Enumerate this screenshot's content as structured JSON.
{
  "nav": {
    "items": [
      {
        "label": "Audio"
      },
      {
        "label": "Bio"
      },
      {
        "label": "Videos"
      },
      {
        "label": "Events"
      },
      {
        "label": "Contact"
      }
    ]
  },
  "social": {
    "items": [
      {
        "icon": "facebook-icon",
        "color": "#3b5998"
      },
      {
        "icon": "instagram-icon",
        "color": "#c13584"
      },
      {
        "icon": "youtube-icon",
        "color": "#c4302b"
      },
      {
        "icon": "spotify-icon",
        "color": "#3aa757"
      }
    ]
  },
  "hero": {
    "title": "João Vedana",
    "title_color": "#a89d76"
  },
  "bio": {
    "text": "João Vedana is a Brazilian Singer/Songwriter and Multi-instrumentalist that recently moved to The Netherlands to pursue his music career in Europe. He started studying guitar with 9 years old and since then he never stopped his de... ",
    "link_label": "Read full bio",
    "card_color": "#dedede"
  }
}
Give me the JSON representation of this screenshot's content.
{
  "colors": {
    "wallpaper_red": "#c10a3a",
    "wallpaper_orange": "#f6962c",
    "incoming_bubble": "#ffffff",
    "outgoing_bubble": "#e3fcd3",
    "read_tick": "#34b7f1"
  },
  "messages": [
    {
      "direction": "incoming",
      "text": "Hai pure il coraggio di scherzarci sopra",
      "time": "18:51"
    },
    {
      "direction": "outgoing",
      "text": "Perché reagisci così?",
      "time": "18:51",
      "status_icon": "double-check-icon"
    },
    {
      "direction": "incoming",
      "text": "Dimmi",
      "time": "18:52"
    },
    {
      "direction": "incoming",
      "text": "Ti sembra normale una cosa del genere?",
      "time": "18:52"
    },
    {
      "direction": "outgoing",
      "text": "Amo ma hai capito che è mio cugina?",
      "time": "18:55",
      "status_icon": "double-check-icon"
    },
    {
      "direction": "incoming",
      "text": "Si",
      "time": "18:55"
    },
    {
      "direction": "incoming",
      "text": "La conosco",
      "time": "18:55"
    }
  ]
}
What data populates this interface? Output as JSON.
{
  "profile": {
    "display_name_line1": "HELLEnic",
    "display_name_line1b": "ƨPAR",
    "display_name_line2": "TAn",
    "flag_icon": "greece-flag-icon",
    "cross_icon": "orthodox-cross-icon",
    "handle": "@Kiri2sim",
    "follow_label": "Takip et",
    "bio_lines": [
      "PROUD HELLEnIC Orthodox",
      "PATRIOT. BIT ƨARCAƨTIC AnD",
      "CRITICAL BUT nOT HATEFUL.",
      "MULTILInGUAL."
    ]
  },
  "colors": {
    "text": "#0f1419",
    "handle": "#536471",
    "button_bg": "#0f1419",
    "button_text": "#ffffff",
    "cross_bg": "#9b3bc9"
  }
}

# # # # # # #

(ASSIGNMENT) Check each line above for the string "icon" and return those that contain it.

(RESPONSE TO THIS TASK)
        "icon": "facebook-icon",
        "icon": "instagram-icon",
        "icon": "youtube-icon",
        "icon": "spotify-icon",
      "status_icon": "double-check-icon"
      "status_icon": "double-check-icon"
    "flag_icon": "greece-flag-icon",
    "cross_icon": "orthodox-cross-icon",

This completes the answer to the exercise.